Health aside, with the jigsaw puzzle of different shapes and sizes from stringy to circular and triangular, it's clear to see why cheese snacks are also favoured by kids. In fact, so favoured are they that the cheese snacks category grew by a staggering 17% in the past year to November 2009, Kantar Worldpanel data shows.
However, it's important to remember that no matter how health-focused parents and schools are, kids will always crave the occasional sweet treat, and that's why biscuits still remain key lunchbox accompaniments alongside cereal bars, cheese snacks and fruit. For obvious reasons, products that offer clear portion control are the big winners in this category.
Burton's Foods category controller Jon Sandy explains: "The lunchbox category is extremely competitive, with a multitude of brands competing for a share in a more diverse snacking environment. Those that succeed are those that meet category trends: portion control, price, portability and permissibility and nutrition."
Burtons has recently invested in turning its two most iconic brands Jammie Dodgers and Maryland into cereal bars and 'mini' formats as a result.
The Jammie Dodgers brand was further expanded in 2009 with the launch of a new out-of-home product called Splat Snacks, an on-the-go format of splat-shaped biscuit and cereal snacks.
Fox in a box

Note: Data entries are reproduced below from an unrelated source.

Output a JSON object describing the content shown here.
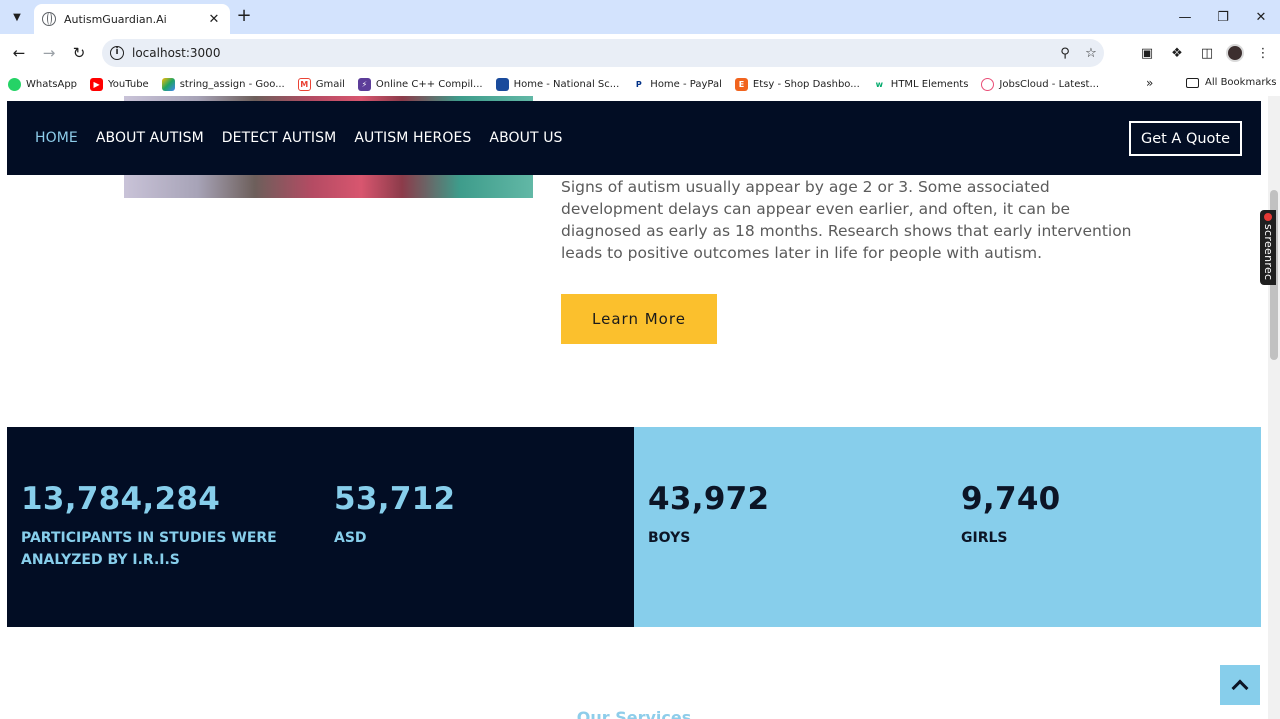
{
  "browser": {
    "tab_title": "AutismGuardian.Ai",
    "url": "localhost:3000",
    "bookmarks": [
      {
        "label": "WhatsApp",
        "icon": "whatsapp-icon",
        "color": "#25d366"
      },
      {
        "label": "YouTube",
        "icon": "youtube-icon",
        "color": "#ff0000"
      },
      {
        "label": "string_assign - Goo...",
        "icon": "drive-icon",
        "color": "#1fa463"
      },
      {
        "label": "Gmail",
        "icon": "gmail-icon",
        "color": "#ea4335"
      },
      {
        "label": "Online C++ Compil...",
        "icon": "compiler-icon",
        "color": "#5c3d99"
      },
      {
        "label": "Home - National Sc...",
        "icon": "nsp-icon",
        "color": "#1a4b9c"
      },
      {
        "label": "Home - PayPal",
        "icon": "paypal-icon",
        "color": "#003087"
      },
      {
        "label": "Etsy - Shop Dashbo...",
        "icon": "etsy-icon",
        "color": "#f1641e"
      },
      {
        "label": "HTML Elements",
        "icon": "w3-icon",
        "color": "#04aa6d"
      },
      {
        "label": "JobsCloud - Latest...",
        "icon": "jobscloud-icon",
        "color": "#e94e77"
      }
    ],
    "all_bookmarks": "All Bookmarks"
  },
  "nav": {
    "links": [
      "HOME",
      "ABOUT AUTISM",
      "DETECT AUTISM",
      "AUTISM HEROES",
      "ABOUT US"
    ],
    "active": "HOME",
    "quote_button": "Get A Quote"
  },
  "hero": {
    "paragraph": "Signs of autism usually appear by age 2 or 3. Some associated development delays can appear even earlier, and often, it can be diagnosed as early as 18 months. Research shows that early intervention leads to positive outcomes later in life for people with autism.",
    "button": "Learn More"
  },
  "stats": [
    {
      "value": "13,784,284",
      "label": "PARTICIPANTS IN STUDIES WERE ANALYZED BY I.R.I.S"
    },
    {
      "value": "53,712",
      "label": "ASD"
    },
    {
      "value": "43,972",
      "label": "BOYS"
    },
    {
      "value": "9,740",
      "label": "GIRLS"
    }
  ],
  "services_label": "Our Services",
  "screenrec": "screenrec",
  "colors": {
    "navy": "#020d24",
    "sky": "#87ceeb",
    "accent_yellow": "#fbc02d"
  }
}
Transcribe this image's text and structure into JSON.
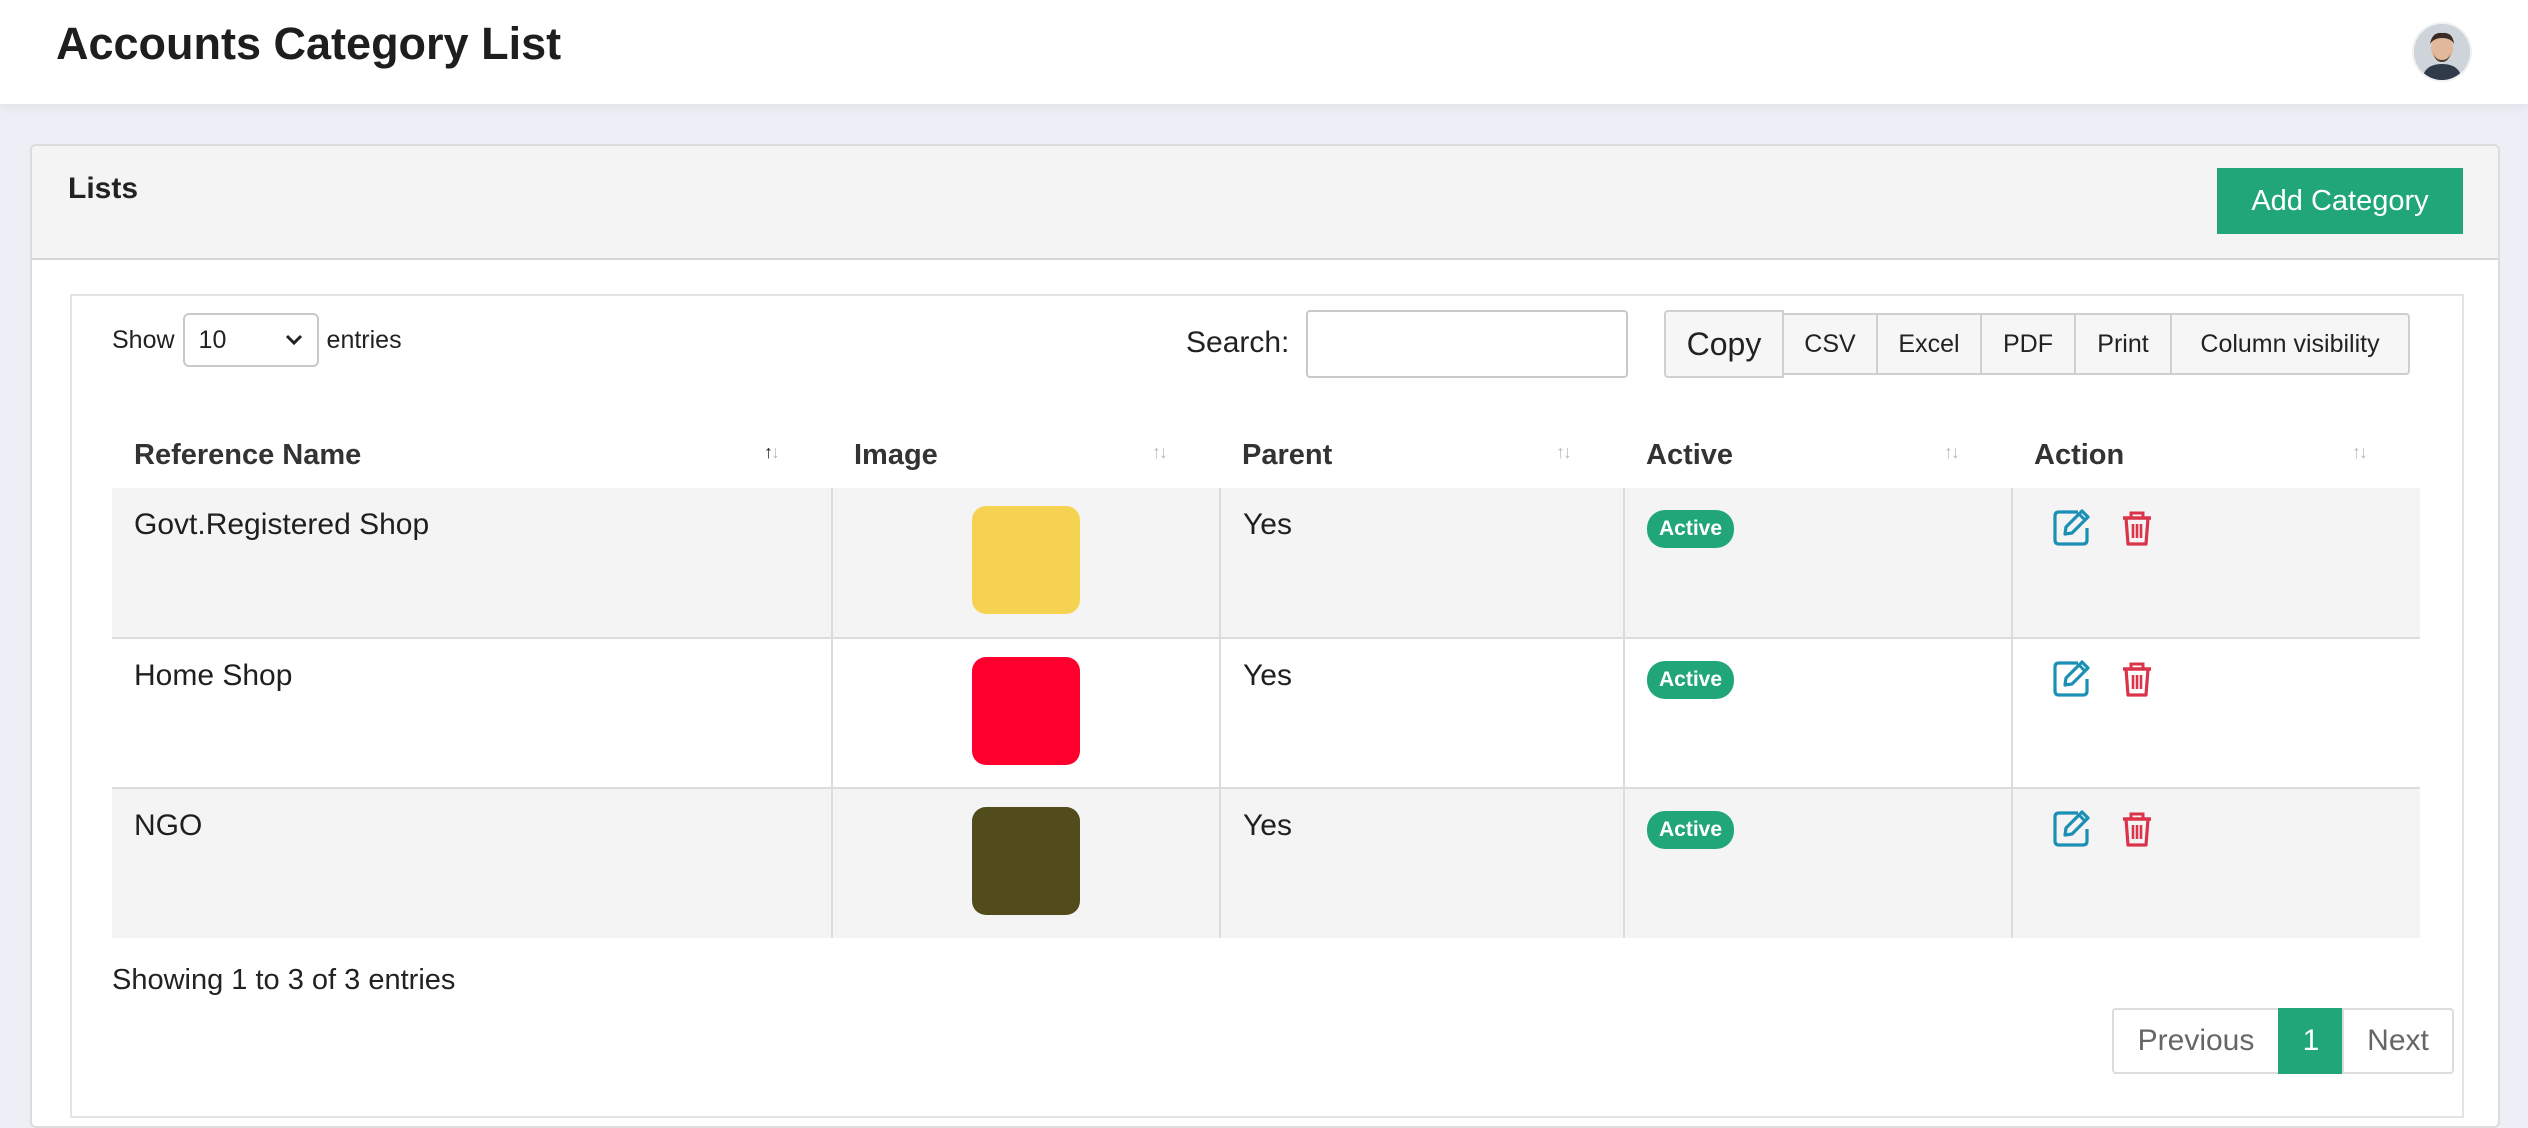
{
  "header": {
    "title": "Accounts Category List",
    "avatar_icon": "user-avatar"
  },
  "card": {
    "title": "Lists",
    "add_button": "Add Category"
  },
  "controls": {
    "show_label": "Show",
    "entries_value": "10",
    "entries_label": "entries",
    "search_label": "Search:",
    "search_value": "",
    "buttons": [
      "Copy",
      "CSV",
      "Excel",
      "PDF",
      "Print",
      "Column visibility"
    ]
  },
  "table": {
    "columns": [
      "Reference Name",
      "Image",
      "Parent",
      "Active",
      "Action"
    ],
    "rows": [
      {
        "name": "Govt.Registered Shop",
        "color": "#f5d24f",
        "parent": "Yes",
        "status": "Active"
      },
      {
        "name": "Home Shop",
        "color": "#ff002e",
        "parent": "Yes",
        "status": "Active"
      },
      {
        "name": "NGO",
        "color": "#524b1b",
        "parent": "Yes",
        "status": "Active"
      }
    ]
  },
  "footer": {
    "info": "Showing 1 to 3 of 3 entries",
    "prev": "Previous",
    "page": "1",
    "next": "Next"
  },
  "colors": {
    "accent": "#21a67a",
    "edit_icon": "#1c8fb5",
    "delete_icon": "#d9344a"
  }
}
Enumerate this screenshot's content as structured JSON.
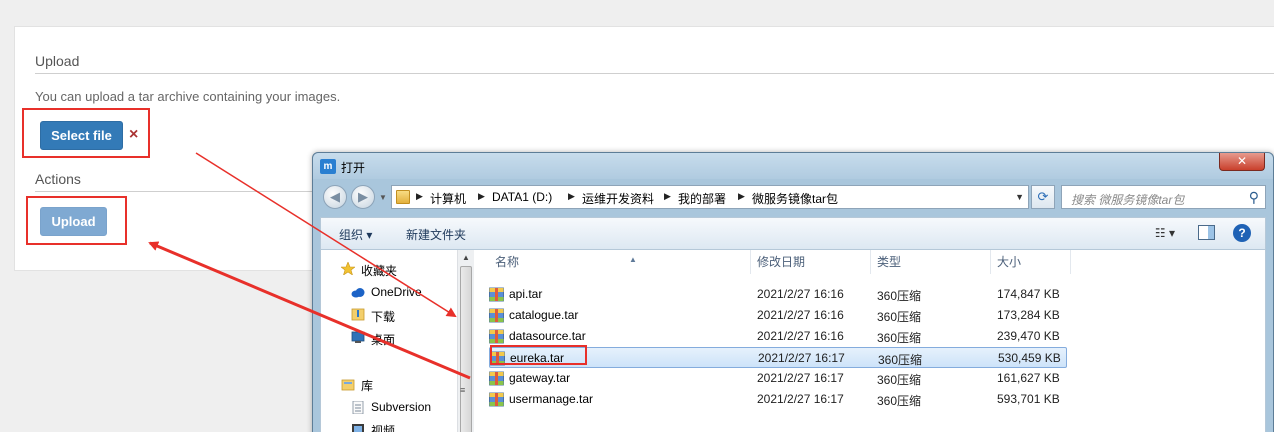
{
  "page": {
    "upload_title": "Upload",
    "help_text": "You can upload a tar archive containing your images.",
    "select_file_label": "Select file",
    "remove_label": "×",
    "actions_title": "Actions",
    "upload_label": "Upload"
  },
  "dialog": {
    "title": "打开",
    "close_label": "✕",
    "breadcrumbs": [
      "计算机",
      "DATA1 (D:)",
      "运维开发资料",
      "我的部署",
      "微服务镜像tar包"
    ],
    "search_placeholder": "搜索 微服务镜像tar包",
    "toolbar": {
      "organize": "组织 ▾",
      "new_folder": "新建文件夹",
      "view": "☷ ▾"
    },
    "nav_items": [
      {
        "label": "收藏夹",
        "icon": "star-icon"
      },
      {
        "label": "OneDrive",
        "icon": "cloud-icon"
      },
      {
        "label": "下载",
        "icon": "folder-icon"
      },
      {
        "label": "桌面",
        "icon": "desktop-icon"
      },
      {
        "label": "库",
        "icon": "library-icon"
      },
      {
        "label": "Subversion",
        "icon": "document-icon"
      },
      {
        "label": "视频",
        "icon": "video-icon"
      }
    ],
    "columns": {
      "name": "名称",
      "date": "修改日期",
      "type": "类型",
      "size": "大小"
    },
    "files": [
      {
        "name": "api.tar",
        "date": "2021/2/27 16:16",
        "type": "360压缩",
        "size": "174,847 KB"
      },
      {
        "name": "catalogue.tar",
        "date": "2021/2/27 16:16",
        "type": "360压缩",
        "size": "173,284 KB"
      },
      {
        "name": "datasource.tar",
        "date": "2021/2/27 16:16",
        "type": "360压缩",
        "size": "239,470 KB"
      },
      {
        "name": "eureka.tar",
        "date": "2021/2/27 16:17",
        "type": "360压缩",
        "size": "530,459 KB"
      },
      {
        "name": "gateway.tar",
        "date": "2021/2/27 16:17",
        "type": "360压缩",
        "size": "161,627 KB"
      },
      {
        "name": "usermanage.tar",
        "date": "2021/2/27 16:17",
        "type": "360压缩",
        "size": "593,701 KB"
      }
    ],
    "selected_file": "eureka.tar"
  },
  "colors": {
    "primary": "#337ab7",
    "annotation_red": "#e8302a",
    "selection": "#cde3f9"
  }
}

Fox's Biscuits is extending its Mini Moos kids range with the launch of new Mini Moos Choc Chip. Available now, the mini malted milk biscuits are packaged in individual 25g bags and in a multipack of six. The individual bags are the perfect size for lunchboxes and enable mothers to give their children a simple and tasty treat while maintaining portion control, Fox's says. The launch will be supported by in-store price promotions and PR activity. rrp: £1.29 for 6x25g pack.
tel: 01924 444 333
Taste of summer
Ginsters has expanded its savoury wraps offer with two new summer recipes: BBQ beef and fiery cheese. The two new SKUs offer alternative flavour experiences which Ginsters says are perfect for spicing up lunchtimes and on-the-go snacking. Both wraps can be eaten hot or cold. The launches will be supported by the Ginsters brand's national TV campaign which forms part of a £3.5m media investment for 2010. rrp £3.39 tel: 01579 386200
Cathedral City has launched a new look for its snacking range that more clearly communicates pack contents. The revamped range of snacks now incorporates Cathedral City with Crackers & Pickle and Cathedral City with Pickle. Cathedral City Mature Minis and Snackpack will also feature the new look. The packaging redesign includes the brand's new logo and deeper burgundy colour, ensuring clearer standout on shelf. rrp: Cathedral City snack pack, 49p tel: 0800 783 7281
For little angels
Goody Good Stuff, a new range of gummy kids' sweets made using only natural ingredients and without meat-based gelatine, is launching in the UK this summer. The range, which is also certified vegetarian, vegan, kosher and halal as well as being E number and fat free, will tick many boxes with health-conscious mums. Gummy Good Stuff consists of eight flavours and is available in 100g snack packs. rrp: 99p-£1.49 tel: 0845 643 9333
1Walkers cheese & onion 2Walkers ready salted 3Quavers 4Walkers salt & vinegar 5Walkers cheese & onion grab bag 6McCoy's flame grilled steak 40g 7Mega Monster Munch roast beef 8Walkers prawn cocktail 9McCoy's cheddar & onion 40g 10McCoy's salt & malt vinegar 40g AC Nielsen MAT 52 weeks ending November 28, 2009
"Our store is in quite a busy town centre location so the lunchtime trade is important to us. I don't sell a great deal of kids' products, but quite a few things for adult meals. There is quite a lot of competition in the area with delis and sandwich shops, so wherever possible I try to offer Meal Deals. They are always popular, particularly when I include single portions of fruit and vegetables as part of them. Interestingly, single tomatoes have become quite popular in the past few months. People like to buy them and add them to the pre-packed cheese rolls and sandwiches after purchase so that the bread doesn't go soggy. Twin-packs of Babybel cheese are also really popular with female office workers who like to share them." Julie Gerrity, Spar Emlyn, Newcastle